++++ Given entries

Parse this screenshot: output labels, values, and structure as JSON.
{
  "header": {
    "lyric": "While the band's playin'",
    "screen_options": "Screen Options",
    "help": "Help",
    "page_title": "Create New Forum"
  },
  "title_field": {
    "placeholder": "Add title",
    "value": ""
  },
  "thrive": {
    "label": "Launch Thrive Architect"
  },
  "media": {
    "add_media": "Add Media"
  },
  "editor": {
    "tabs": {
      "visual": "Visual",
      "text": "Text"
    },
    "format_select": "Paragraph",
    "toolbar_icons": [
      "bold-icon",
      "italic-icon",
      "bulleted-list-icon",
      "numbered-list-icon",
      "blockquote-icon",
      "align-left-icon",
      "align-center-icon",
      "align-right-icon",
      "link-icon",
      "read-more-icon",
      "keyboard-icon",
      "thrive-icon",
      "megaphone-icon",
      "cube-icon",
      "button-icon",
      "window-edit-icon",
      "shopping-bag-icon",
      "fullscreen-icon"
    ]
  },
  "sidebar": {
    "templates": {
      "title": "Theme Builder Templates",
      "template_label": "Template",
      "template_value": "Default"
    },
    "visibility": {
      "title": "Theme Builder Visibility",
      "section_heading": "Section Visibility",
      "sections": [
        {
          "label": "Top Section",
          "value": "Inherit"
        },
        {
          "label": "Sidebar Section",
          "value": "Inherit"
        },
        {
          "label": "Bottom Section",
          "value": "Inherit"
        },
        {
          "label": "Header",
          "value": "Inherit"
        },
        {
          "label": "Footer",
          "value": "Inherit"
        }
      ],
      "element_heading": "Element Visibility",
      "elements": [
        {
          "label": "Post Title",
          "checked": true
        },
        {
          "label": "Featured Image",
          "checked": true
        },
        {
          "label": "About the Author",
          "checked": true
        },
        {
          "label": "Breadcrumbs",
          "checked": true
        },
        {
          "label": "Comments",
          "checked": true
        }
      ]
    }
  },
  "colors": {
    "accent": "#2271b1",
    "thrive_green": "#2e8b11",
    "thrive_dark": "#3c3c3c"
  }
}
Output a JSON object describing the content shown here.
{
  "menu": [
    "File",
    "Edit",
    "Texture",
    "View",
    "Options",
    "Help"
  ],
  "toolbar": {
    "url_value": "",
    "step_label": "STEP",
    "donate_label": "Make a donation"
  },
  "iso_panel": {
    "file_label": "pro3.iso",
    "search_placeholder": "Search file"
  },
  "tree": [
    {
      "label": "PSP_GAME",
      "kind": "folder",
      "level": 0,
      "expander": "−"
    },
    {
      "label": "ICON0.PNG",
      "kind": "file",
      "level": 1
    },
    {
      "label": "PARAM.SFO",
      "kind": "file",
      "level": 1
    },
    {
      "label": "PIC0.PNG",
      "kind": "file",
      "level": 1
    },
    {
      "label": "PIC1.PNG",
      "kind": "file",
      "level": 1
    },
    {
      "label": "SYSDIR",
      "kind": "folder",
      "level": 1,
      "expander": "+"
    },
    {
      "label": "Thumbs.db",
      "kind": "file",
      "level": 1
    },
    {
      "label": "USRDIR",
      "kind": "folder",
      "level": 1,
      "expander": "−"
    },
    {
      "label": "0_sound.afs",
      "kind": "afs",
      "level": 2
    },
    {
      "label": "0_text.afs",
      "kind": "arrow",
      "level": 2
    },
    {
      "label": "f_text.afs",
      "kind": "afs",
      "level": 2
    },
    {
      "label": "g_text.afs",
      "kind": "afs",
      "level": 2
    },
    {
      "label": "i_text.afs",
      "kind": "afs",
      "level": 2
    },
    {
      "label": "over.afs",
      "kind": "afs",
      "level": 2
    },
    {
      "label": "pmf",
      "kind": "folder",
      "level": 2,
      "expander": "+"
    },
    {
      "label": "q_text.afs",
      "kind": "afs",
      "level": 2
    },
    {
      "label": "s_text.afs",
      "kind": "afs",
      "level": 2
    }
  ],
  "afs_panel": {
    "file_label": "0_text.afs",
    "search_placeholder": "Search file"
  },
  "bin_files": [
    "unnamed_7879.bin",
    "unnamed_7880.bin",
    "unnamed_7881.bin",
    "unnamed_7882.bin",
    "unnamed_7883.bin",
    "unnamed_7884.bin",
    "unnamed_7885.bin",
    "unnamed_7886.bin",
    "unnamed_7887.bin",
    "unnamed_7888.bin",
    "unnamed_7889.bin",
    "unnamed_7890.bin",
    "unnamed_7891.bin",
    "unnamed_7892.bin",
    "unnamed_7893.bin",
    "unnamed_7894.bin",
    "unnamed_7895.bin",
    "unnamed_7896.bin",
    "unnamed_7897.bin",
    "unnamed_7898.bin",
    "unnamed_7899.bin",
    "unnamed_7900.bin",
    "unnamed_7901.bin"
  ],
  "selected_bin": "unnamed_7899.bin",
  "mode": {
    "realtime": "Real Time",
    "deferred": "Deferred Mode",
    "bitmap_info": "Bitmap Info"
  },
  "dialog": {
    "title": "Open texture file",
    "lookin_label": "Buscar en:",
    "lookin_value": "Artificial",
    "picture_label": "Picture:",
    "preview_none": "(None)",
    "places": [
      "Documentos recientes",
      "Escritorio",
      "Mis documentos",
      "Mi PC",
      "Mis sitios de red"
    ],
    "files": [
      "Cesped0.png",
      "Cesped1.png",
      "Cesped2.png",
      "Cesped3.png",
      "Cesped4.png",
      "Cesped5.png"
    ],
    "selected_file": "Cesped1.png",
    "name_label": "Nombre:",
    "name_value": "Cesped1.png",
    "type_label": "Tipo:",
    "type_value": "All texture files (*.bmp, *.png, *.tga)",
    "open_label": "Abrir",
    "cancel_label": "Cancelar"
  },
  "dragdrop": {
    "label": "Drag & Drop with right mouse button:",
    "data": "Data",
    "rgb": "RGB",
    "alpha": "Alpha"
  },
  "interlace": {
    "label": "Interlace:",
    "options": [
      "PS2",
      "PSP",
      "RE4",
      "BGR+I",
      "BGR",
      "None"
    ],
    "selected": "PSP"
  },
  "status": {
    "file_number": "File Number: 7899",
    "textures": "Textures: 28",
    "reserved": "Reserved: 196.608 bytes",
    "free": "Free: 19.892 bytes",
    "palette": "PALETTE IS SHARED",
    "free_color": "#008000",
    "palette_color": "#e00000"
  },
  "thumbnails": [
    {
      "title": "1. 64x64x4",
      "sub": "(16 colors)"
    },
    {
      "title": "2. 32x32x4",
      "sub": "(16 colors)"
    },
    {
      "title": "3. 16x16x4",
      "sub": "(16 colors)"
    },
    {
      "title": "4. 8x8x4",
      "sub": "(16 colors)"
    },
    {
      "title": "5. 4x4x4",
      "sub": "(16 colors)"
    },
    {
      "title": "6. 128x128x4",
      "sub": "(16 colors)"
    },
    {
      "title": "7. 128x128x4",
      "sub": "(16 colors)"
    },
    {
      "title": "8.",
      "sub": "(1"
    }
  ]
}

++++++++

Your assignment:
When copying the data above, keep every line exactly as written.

Finished task:
Parse this screenshot: output labels, values, and structure as JSON.
{
  "header": {
    "lyric": "While the band's playin'",
    "screen_options": "Screen Options",
    "help": "Help",
    "page_title": "Create New Forum"
  },
  "title_field": {
    "placeholder": "Add title",
    "value": ""
  },
  "thrive": {
    "label": "Launch Thrive Architect"
  },
  "media": {
    "add_media": "Add Media"
  },
  "editor": {
    "tabs": {
      "visual": "Visual",
      "text": "Text"
    },
    "format_select": "Paragraph",
    "toolbar_icons": [
      "bold-icon",
      "italic-icon",
      "bulleted-list-icon",
      "numbered-list-icon",
      "blockquote-icon",
      "align-left-icon",
      "align-center-icon",
      "align-right-icon",
      "link-icon",
      "read-more-icon",
      "keyboard-icon",
      "thrive-icon",
      "megaphone-icon",
      "cube-icon",
      "button-icon",
      "window-edit-icon",
      "shopping-bag-icon",
      "fullscreen-icon"
    ]
  },
  "sidebar": {
    "templates": {
      "title": "Theme Builder Templates",
      "template_label": "Template",
      "template_value": "Default"
    },
    "visibility": {
      "title": "Theme Builder Visibility",
      "section_heading": "Section Visibility",
      "sections": [
        {
          "label": "Top Section",
          "value": "Inherit"
        },
        {
          "label": "Sidebar Section",
          "value": "Inherit"
        },
        {
          "label": "Bottom Section",
          "value": "Inherit"
        },
        {
          "label": "Header",
          "value": "Inherit"
        },
        {
          "label": "Footer",
          "value": "Inherit"
        }
      ],
      "element_heading": "Element Visibility",
      "elements": [
        {
          "label": "Post Title",
          "checked": true
        },
        {
          "label": "Featured Image",
          "checked": true
        },
        {
          "label": "About the Author",
          "checked": true
        },
        {
          "label": "Breadcrumbs",
          "checked": true
        },
        {
          "label": "Comments",
          "checked": true
        }
      ]
    }
  },
  "colors": {
    "accent": "#2271b1",
    "thrive_green": "#2e8b11",
    "thrive_dark": "#3c3c3c"
  }
}
Output a JSON object describing the content shown here.
{
  "menu": [
    "File",
    "Edit",
    "Texture",
    "View",
    "Options",
    "Help"
  ],
  "toolbar": {
    "url_value": "",
    "step_label": "STEP",
    "donate_label": "Make a donation"
  },
  "iso_panel": {
    "file_label": "pro3.iso",
    "search_placeholder": "Search file"
  },
  "tree": [
    {
      "label": "PSP_GAME",
      "kind": "folder",
      "level": 0,
      "expander": "−"
    },
    {
      "label": "ICON0.PNG",
      "kind": "file",
      "level": 1
    },
    {
      "label": "PARAM.SFO",
      "kind": "file",
      "level": 1
    },
    {
      "label": "PIC0.PNG",
      "kind": "file",
      "level": 1
    },
    {
      "label": "PIC1.PNG",
      "kind": "file",
      "level": 1
    },
    {
      "label": "SYSDIR",
      "kind": "folder",
      "level": 1,
      "expander": "+"
    },
    {
      "label": "Thumbs.db",
      "kind": "file",
      "level": 1
    },
    {
      "label": "USRDIR",
      "kind": "folder",
      "level": 1,
      "expander": "−"
    },
    {
      "label": "0_sound.afs",
      "kind": "afs",
      "level": 2
    },
    {
      "label": "0_text.afs",
      "kind": "arrow",
      "level": 2
    },
    {
      "label": "f_text.afs",
      "kind": "afs",
      "level": 2
    },
    {
      "label": "g_text.afs",
      "kind": "afs",
      "level": 2
    },
    {
      "label": "i_text.afs",
      "kind": "afs",
      "level": 2
    },
    {
      "label": "over.afs",
      "kind": "afs",
      "level": 2
    },
    {
      "label": "pmf",
      "kind": "folder",
      "level": 2,
      "expander": "+"
    },
    {
      "label": "q_text.afs",
      "kind": "afs",
      "level": 2
    },
    {
      "label": "s_text.afs",
      "kind": "afs",
      "level": 2
    }
  ],
  "afs_panel": {
    "file_label": "0_text.afs",
    "search_placeholder": "Search file"
  },
  "bin_files": [
    "unnamed_7879.bin",
    "unnamed_7880.bin",
    "unnamed_7881.bin",
    "unnamed_7882.bin",
    "unnamed_7883.bin",
    "unnamed_7884.bin",
    "unnamed_7885.bin",
    "unnamed_7886.bin",
    "unnamed_7887.bin",
    "unnamed_7888.bin",
    "unnamed_7889.bin",
    "unnamed_7890.bin",
    "unnamed_7891.bin",
    "unnamed_7892.bin",
    "unnamed_7893.bin",
    "unnamed_7894.bin",
    "unnamed_7895.bin",
    "unnamed_7896.bin",
    "unnamed_7897.bin",
    "unnamed_7898.bin",
    "unnamed_7899.bin",
    "unnamed_7900.bin",
    "unnamed_7901.bin"
  ],
  "selected_bin": "unnamed_7899.bin",
  "mode": {
    "realtime": "Real Time",
    "deferred": "Deferred Mode",
    "bitmap_info": "Bitmap Info"
  },
  "dialog": {
    "title": "Open texture file",
    "lookin_label": "Buscar en:",
    "lookin_value": "Artificial",
    "picture_label": "Picture:",
    "preview_none": "(None)",
    "places": [
      "Documentos recientes",
      "Escritorio",
      "Mis documentos",
      "Mi PC",
      "Mis sitios de red"
    ],
    "files": [
      "Cesped0.png",
      "Cesped1.png",
      "Cesped2.png",
      "Cesped3.png",
      "Cesped4.png",
      "Cesped5.png"
    ],
    "selected_file": "Cesped1.png",
    "name_label": "Nombre:",
    "name_value": "Cesped1.png",
    "type_label": "Tipo:",
    "type_value": "All texture files (*.bmp, *.png, *.tga)",
    "open_label": "Abrir",
    "cancel_label": "Cancelar"
  },
  "dragdrop": {
    "label": "Drag & Drop with right mouse button:",
    "data": "Data",
    "rgb": "RGB",
    "alpha": "Alpha"
  },
  "interlace": {
    "label": "Interlace:",
    "options": [
      "PS2",
      "PSP",
      "RE4",
      "BGR+I",
      "BGR",
      "None"
    ],
    "selected": "PSP"
  },
  "status": {
    "file_number": "File Number: 7899",
    "textures": "Textures: 28",
    "reserved": "Reserved: 196.608 bytes",
    "free": "Free: 19.892 bytes",
    "palette": "PALETTE IS SHARED",
    "free_color": "#008000",
    "palette_color": "#e00000"
  },
  "thumbnails": [
    {
      "title": "1. 64x64x4",
      "sub": "(16 colors)"
    },
    {
      "title": "2. 32x32x4",
      "sub": "(16 colors)"
    },
    {
      "title": "3. 16x16x4",
      "sub": "(16 colors)"
    },
    {
      "title": "4. 8x8x4",
      "sub": "(16 colors)"
    },
    {
      "title": "5. 4x4x4",
      "sub": "(16 colors)"
    },
    {
      "title": "6. 128x128x4",
      "sub": "(16 colors)"
    },
    {
      "title": "7. 128x128x4",
      "sub": "(16 colors)"
    },
    {
      "title": "8.",
      "sub": "(1"
    }
  ]
}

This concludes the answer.